--- EXTRACTED ENTRIES Enclosed Below ---

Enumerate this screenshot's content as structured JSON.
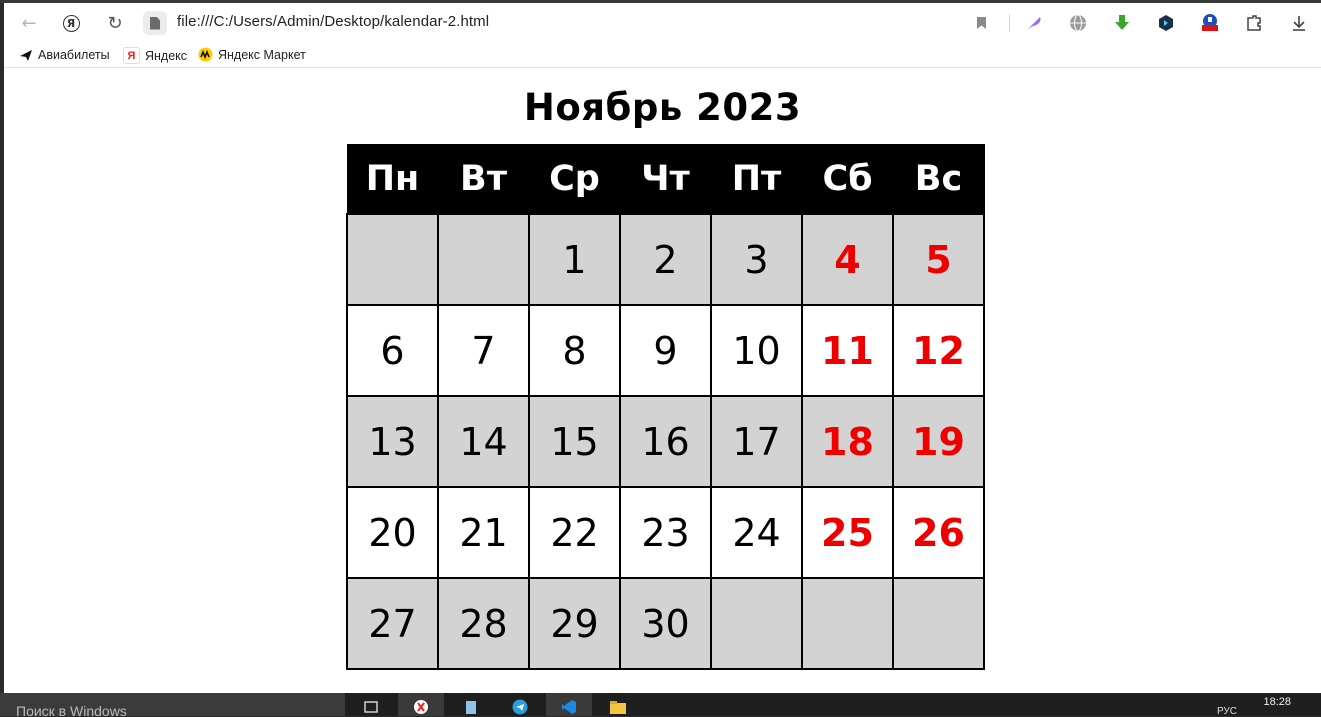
{
  "browser": {
    "url": "file:///C:/Users/Admin/Desktop/kalendar-2.html",
    "icons": [
      "back-icon",
      "yandex-icon",
      "reload-icon",
      "file-icon",
      "bookmark-icon",
      "feather-icon",
      "globe-icon",
      "download-arrow-icon",
      "hexagon-icon",
      "vpn-free-icon",
      "extensions-icon",
      "download-icon"
    ]
  },
  "bookmarks": [
    {
      "label": "Авиабилеты",
      "icon": "plane-icon"
    },
    {
      "label": "Яндекс",
      "icon": "yandex-icon"
    },
    {
      "label": "Яндекс Маркет",
      "icon": "market-icon"
    }
  ],
  "calendar": {
    "title": "Ноябрь 2023",
    "weekdays": [
      "Пн",
      "Вт",
      "Ср",
      "Чт",
      "Пт",
      "Сб",
      "Вс"
    ],
    "weeks": [
      [
        "",
        "",
        "1",
        "2",
        "3",
        "4",
        "5"
      ],
      [
        "6",
        "7",
        "8",
        "9",
        "10",
        "11",
        "12"
      ],
      [
        "13",
        "14",
        "15",
        "16",
        "17",
        "18",
        "19"
      ],
      [
        "20",
        "21",
        "22",
        "23",
        "24",
        "25",
        "26"
      ],
      [
        "27",
        "28",
        "29",
        "30",
        "",
        "",
        ""
      ]
    ],
    "colors": {
      "header_bg": "#000000",
      "weekend": "#ee0000",
      "gray_row": "#d3d3d3"
    }
  },
  "taskbar": {
    "search_placeholder": "Поиск в Windows",
    "lang": "РУС",
    "time": "18:28"
  }
}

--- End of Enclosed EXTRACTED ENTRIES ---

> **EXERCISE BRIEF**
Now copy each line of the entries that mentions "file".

> **SOLUTION TO THE PROBLEM**
    "url": "file:///C:/Users/Admin/Desktop/kalendar-2.html",
      "file-icon",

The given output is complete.